━━━ GIVEN RECORDS

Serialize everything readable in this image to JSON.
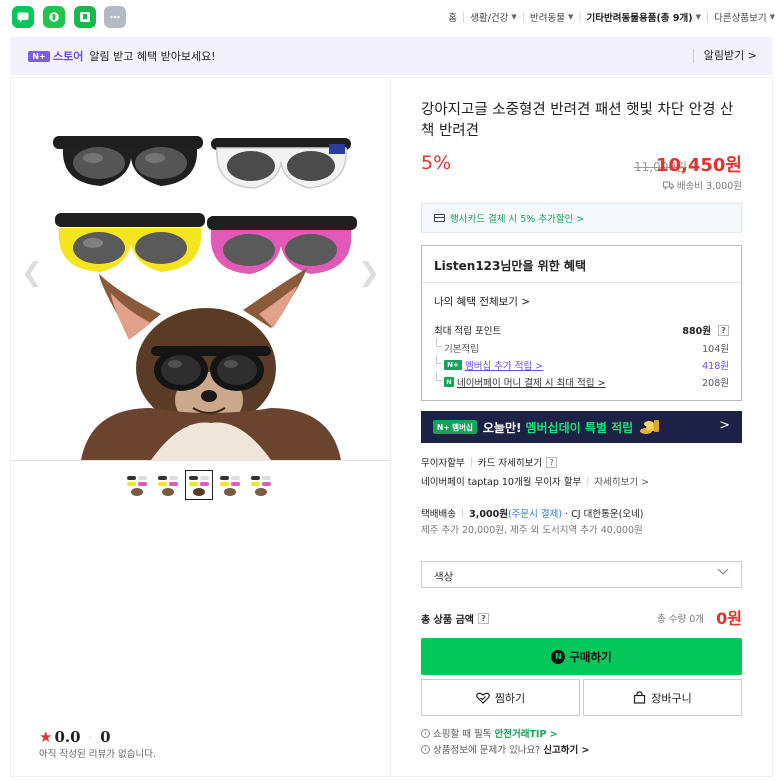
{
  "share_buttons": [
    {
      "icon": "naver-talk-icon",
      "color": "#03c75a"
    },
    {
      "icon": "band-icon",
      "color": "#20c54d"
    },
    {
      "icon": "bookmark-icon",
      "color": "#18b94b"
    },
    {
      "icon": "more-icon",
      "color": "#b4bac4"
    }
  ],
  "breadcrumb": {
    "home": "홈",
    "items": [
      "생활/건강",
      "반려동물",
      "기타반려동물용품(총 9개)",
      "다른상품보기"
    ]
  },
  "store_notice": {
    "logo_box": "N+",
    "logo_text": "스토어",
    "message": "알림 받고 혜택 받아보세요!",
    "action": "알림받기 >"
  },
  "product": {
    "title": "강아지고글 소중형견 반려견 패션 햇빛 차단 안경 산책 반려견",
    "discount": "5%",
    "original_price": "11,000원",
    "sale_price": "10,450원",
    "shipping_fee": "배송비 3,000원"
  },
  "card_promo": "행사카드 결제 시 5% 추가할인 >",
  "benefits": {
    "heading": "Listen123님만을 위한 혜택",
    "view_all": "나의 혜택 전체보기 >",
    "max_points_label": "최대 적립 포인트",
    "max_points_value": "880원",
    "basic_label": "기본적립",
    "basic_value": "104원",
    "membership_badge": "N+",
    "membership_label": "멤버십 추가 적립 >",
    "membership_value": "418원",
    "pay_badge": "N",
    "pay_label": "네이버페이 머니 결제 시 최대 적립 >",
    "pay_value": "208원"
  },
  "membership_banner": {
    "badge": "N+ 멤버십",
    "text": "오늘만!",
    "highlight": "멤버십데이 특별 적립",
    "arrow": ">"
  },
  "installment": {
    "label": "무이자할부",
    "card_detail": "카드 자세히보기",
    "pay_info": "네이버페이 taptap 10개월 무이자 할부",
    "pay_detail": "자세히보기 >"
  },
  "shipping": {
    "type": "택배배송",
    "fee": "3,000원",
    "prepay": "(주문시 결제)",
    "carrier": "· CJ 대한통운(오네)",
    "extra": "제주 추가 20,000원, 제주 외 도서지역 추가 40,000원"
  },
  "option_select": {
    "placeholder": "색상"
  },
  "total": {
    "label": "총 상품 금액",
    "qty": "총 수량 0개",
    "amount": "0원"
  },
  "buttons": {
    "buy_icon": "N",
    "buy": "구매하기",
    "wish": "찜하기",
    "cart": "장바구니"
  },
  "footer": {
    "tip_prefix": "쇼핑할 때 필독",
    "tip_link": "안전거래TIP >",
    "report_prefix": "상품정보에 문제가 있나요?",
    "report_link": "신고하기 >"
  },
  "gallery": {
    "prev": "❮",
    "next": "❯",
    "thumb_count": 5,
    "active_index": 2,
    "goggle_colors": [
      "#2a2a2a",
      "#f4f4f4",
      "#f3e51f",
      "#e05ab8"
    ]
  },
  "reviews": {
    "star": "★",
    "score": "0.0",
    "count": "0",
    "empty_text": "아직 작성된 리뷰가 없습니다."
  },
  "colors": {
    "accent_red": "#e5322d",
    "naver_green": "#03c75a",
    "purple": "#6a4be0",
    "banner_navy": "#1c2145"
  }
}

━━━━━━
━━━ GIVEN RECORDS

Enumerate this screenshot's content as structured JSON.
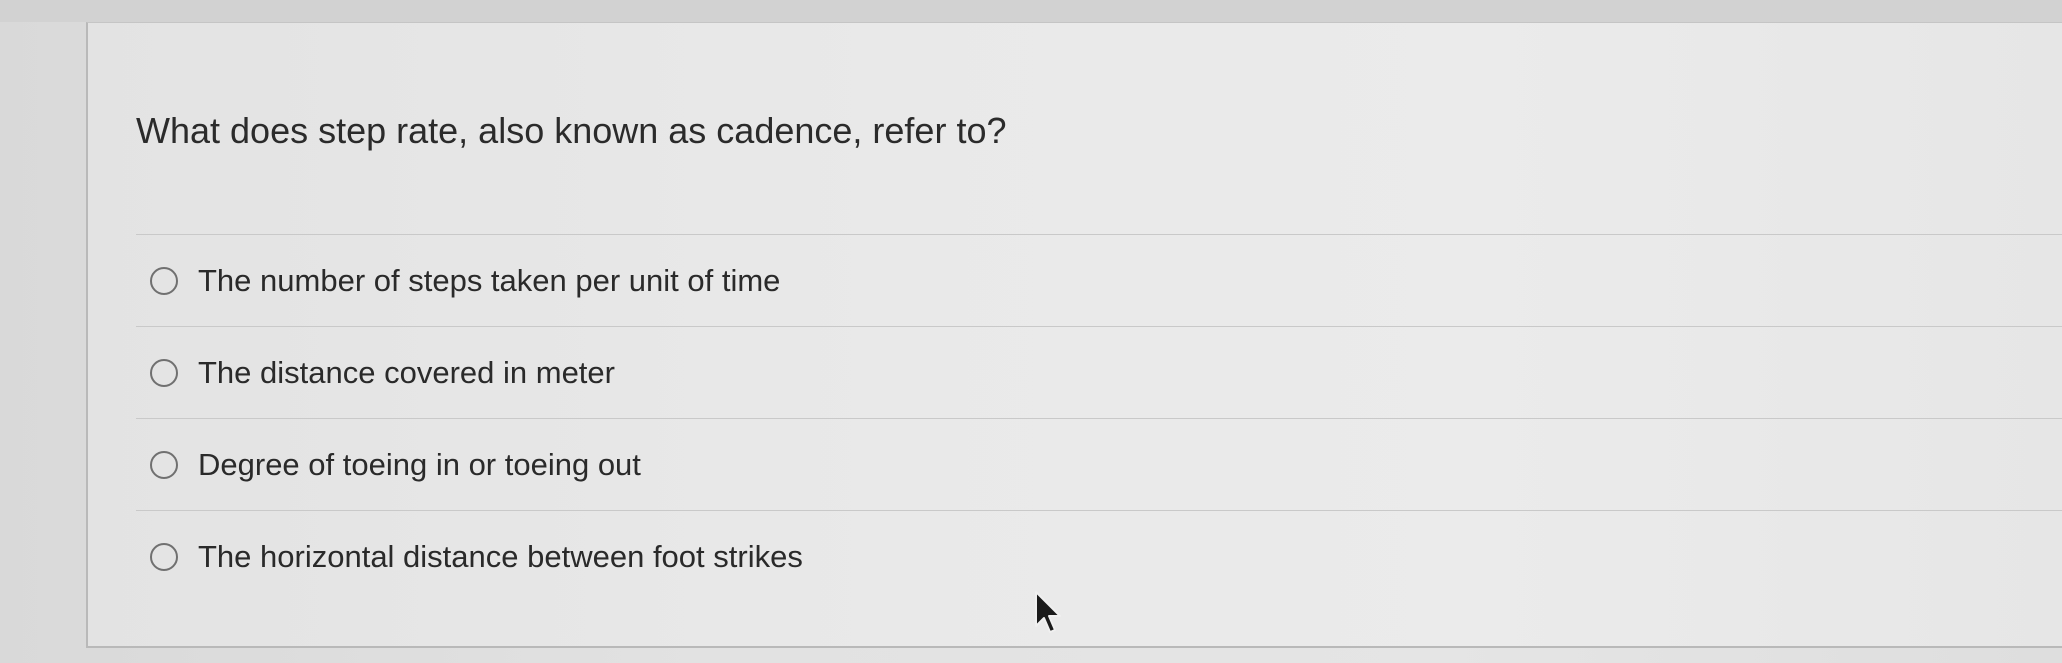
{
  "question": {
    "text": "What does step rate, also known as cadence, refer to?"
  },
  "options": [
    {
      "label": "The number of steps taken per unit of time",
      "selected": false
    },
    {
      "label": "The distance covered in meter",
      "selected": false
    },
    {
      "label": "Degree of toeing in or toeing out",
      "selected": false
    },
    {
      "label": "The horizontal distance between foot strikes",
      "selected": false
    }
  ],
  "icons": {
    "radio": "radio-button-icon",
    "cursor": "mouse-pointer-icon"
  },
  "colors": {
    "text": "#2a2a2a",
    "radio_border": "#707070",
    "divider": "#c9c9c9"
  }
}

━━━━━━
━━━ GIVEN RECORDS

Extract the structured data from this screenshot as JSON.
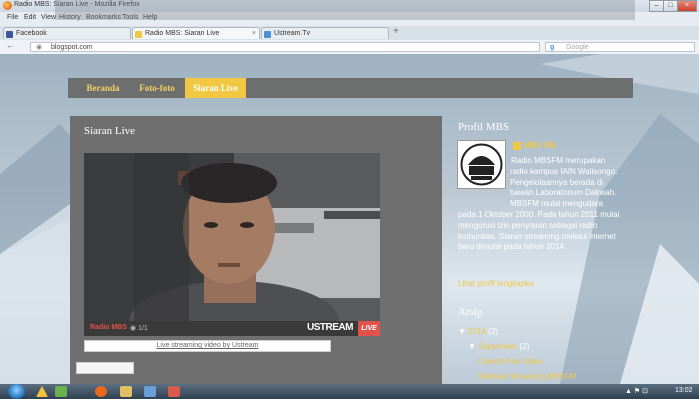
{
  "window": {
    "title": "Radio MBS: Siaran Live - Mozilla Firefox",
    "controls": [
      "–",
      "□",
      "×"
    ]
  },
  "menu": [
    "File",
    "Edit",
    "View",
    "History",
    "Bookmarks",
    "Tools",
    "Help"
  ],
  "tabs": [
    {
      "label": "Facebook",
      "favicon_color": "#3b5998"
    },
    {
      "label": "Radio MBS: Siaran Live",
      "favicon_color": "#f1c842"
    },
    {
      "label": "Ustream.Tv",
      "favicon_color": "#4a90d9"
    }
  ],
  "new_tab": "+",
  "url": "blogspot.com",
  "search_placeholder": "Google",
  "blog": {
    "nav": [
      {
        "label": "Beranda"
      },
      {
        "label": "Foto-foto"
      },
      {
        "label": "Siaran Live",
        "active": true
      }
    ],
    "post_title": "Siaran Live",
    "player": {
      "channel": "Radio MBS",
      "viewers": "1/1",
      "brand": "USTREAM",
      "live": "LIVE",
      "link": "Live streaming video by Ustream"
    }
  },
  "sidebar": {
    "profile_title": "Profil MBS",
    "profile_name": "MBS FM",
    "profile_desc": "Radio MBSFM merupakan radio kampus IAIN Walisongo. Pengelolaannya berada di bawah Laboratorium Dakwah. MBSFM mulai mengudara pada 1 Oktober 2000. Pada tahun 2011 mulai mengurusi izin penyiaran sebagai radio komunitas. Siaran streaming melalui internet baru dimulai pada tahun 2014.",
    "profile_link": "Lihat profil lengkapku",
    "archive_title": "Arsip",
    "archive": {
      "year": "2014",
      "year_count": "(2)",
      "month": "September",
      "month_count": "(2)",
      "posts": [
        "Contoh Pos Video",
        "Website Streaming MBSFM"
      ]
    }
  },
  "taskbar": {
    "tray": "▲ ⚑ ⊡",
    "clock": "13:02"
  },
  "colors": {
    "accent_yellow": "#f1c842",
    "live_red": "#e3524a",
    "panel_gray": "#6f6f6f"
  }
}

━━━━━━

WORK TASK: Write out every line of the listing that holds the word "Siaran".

TASK ANSWER:
    "title": "Radio MBS: Siaran Live - Mozilla Firefox",
      "label": "Radio MBS: Siaran Live",
        "label": "Siaran Live",
    "post_title": "Siaran Live",
    "profile_desc": "Radio MBSFM merupakan radio kampus IAIN Walisongo. Pengelolaannya berada di bawah Laboratorium Dakwah. MBSFM mulai mengudara pada 1 Oktober 2000. Pada tahun 2011 mulai mengurusi izin penyiaran sebagai radio komunitas. Siaran streaming melalui internet baru dimulai pada tahun 2014.",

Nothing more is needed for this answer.